What do Steve Jobs, Walt Disney, and Donald Trump have in common? Besides the fact that they were or are incredibly rich and successful? They all used their vibrant personalities to create incredibly successful companies, companies whose customers have been just as attracted to the man behind the brand as they were to the products themselves.

And yet these men did not always have typically lovable or admirable personalities. Jobs, a famously difficult person, was actually put on the nightshift at Atari, supposedly because he smelled bad. Walt Disney could be highhanded, was often accused of anti-Semitism, and acted as an FBI informant during the McCarthy era. And Donald Trump ... well, don't get me started.

Whoever you are, you're probably at least as appealing as these guys.

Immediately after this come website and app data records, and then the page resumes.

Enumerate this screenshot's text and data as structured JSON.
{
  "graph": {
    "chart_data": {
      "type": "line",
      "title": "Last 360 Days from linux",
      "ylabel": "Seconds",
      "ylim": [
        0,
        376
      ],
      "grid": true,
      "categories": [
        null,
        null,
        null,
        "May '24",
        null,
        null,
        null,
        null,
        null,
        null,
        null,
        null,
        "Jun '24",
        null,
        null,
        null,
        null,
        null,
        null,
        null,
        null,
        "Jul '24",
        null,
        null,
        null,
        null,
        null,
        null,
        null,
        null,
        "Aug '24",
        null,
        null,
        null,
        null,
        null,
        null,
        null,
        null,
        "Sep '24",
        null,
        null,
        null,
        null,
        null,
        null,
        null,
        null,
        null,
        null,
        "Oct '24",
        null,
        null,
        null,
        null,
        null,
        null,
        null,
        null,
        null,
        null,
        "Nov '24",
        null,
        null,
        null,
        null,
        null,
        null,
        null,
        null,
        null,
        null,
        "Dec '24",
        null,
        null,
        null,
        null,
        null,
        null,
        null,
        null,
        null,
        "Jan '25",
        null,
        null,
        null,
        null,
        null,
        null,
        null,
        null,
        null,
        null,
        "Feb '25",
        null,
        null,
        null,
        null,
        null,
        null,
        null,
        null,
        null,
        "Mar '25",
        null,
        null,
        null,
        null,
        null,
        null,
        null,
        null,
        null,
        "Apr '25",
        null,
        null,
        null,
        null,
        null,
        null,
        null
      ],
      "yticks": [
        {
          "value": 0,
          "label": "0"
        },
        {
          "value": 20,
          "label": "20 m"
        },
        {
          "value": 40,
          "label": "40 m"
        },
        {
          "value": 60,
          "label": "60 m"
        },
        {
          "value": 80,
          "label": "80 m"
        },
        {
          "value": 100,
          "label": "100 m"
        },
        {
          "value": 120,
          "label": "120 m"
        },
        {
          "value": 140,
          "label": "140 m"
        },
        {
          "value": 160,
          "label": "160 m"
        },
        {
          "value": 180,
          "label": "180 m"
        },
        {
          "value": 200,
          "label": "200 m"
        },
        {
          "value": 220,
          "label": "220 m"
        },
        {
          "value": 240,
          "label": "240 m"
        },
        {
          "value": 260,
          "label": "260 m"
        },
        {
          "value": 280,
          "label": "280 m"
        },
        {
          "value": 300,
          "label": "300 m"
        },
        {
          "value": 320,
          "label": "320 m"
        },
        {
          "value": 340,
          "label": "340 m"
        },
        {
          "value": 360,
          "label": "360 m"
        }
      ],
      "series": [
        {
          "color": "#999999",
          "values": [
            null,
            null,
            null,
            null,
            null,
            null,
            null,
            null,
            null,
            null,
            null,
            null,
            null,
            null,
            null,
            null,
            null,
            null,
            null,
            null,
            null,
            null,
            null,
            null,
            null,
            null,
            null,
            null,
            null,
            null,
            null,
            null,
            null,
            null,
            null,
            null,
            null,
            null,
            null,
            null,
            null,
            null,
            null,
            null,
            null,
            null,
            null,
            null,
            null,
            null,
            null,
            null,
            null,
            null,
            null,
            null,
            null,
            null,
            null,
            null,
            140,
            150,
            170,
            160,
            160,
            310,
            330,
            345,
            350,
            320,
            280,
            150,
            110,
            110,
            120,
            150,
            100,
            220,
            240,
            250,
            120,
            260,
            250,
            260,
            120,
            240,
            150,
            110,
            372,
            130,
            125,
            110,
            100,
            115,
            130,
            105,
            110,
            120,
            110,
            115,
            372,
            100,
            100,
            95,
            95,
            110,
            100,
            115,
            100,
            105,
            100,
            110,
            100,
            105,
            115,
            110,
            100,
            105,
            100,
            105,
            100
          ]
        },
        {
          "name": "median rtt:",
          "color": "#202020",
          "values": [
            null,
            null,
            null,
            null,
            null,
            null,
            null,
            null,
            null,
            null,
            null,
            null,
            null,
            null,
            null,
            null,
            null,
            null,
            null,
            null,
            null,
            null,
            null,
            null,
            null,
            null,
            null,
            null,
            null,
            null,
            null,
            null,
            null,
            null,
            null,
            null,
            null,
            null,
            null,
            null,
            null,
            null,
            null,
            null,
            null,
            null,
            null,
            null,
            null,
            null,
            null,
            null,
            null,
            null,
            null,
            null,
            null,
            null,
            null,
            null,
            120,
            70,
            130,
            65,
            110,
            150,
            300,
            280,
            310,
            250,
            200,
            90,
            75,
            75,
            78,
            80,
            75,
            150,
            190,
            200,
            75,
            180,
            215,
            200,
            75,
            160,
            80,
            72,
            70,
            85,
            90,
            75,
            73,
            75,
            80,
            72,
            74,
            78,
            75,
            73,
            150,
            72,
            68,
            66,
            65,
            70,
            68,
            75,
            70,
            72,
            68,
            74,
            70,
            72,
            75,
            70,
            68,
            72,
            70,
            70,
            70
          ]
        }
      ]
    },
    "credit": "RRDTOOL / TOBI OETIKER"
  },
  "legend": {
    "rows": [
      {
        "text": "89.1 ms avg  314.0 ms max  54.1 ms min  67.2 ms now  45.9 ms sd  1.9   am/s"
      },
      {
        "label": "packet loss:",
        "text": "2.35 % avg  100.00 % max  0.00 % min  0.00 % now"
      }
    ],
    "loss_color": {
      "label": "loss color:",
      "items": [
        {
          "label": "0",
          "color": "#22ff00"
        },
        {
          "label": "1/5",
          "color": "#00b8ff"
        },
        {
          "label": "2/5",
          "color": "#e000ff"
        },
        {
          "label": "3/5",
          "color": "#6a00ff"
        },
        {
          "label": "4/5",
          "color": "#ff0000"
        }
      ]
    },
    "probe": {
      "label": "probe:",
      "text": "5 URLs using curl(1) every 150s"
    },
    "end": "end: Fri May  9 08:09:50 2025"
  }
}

And we live in an age that loves quirky business leaders and offbeat characters. So why not let your unique personality and life story become part of your business's image and use your own story to connect with customers and the public?

That advice comes from Sherry Beck Paprocki, a personal branding expert and speaker and the author of Content Marketing: 50 Ways to Tell Your Story. "Every businessperson has a story that is deeply rooted in their own personality," she says. "Understand that your business's personality is tied to you, both as a professional and as an individual person."

You can make the most of this dynamic by developing your own public personality, story, and personal brand. Here's how:

1. Interview yourself.

"Take 15 minutes for a coffee break with yourself to think about your authentic business story," Paprocki advises. Like any good interviewer, you should write down some notes that will help you gain a better understanding of yourself and your business. "First, explain your business in a sentence or two," Paprocki says. Then explain why your business is different from others in the same niche, why your personal expertise is important to your business, and how you excel within your industry. "Finally, write a sentence explaining why your customers should appreciate your expertise," she says. 

2. Interview others.

"Believe in others' opinions," Paprocki advises. "Ask your best  customers why they do business with you. Now, incorporate their answers into your business's story." You should always believe the good things people tell you about your business and communicate that same message to prospective customers, she adds.

3. Review your story often.

Paprocki suggests doing this every week. Your story will change over time and as new insights, and input from others, help you sharpen your vision of your business personality. Update your story to keep it fresh and compelling.

4. Do what comes naturally.

We often advise readers to step outside their comfort zones, but when it comes to letting your personality shine, it's smart to do what will make you feel most at home and relaxed. "Attend a gala only if you're comfortable in a tuxedo or evening gown," Paprocki says. "If football is important to you and your clients, throw a tailgate party. If you're more comfortable at local gatherings of the chamber of commerce or Rotary Club, then attend those meetings on a regular basis."

Wherever you go, work the crowd and make sure to have fun, she says: "Potential customers will sense your ease and be drawn to your warmth in whatever setting works for you."

5. Choose your social comfort zone.

Follow a similar approach to  social media, Paprocki advises. "Use Facebook, if that's the medium that makes the most sense to you because friends and family gather there often," she says. "Blog on LinkedIn if you have advice that others can use.  Tweet if you're at the forefront of your industry and paving a pathway that others will follow. Use Instagram, if you have a visual business. There's no need to be on all media, but in today's world it's important to chose a social network that you engage with at least a few times each week." Which will be much easier to do if you're happy to be there.

6. Stay focused.

Building a personal or business brand is a matter of consistency, so focus is important, according to Paprocki. "Review your business story and grow one brand at a time," she says. "If you're a restaurateur, don't splinter yourself by developing six semi-successful restaurant brands. Focus on your main business brand until it is significantly successful before you consider a new direction."

7. Don't be bashful. 

If you're anything like me, you were trained at a young age not to brag or call too much attention to yourself. Try and forget that training. "Successful business owners must talk about themselves," Paprocki says. "If you don't, no one will believe how much passion you have for your business. If you've won an award, call the local newspaper editor. Do you have an area of expertise that can benefit the local news? Write an email introducing yourself to local editors and television-station news producers. Let them know you're available for interviews and seasonal ideas."

8. Show your appreciation. 

"Find excuses to give a shout-out to others, whether it's a local letter to the editor or a post on Facebook, a personal thank-you note or a dozen roses," Paprocki says. "Take a moment to let your inner gratitude show through when a friend, a co-worker, or a client does something nice for you." Being known as someone who's thankful and thoughtful is a great way to boost your personal brand. And it's a great way to be. 

9. Celebrate your own uniqueness.

You got where you are because of who you are. Never forget that, and let whatever makes you you shine through. "Different is good," Paprocki says. "No matter where you are and what you are doing, revel in your own uniqueness. Don't try to be like everyone else."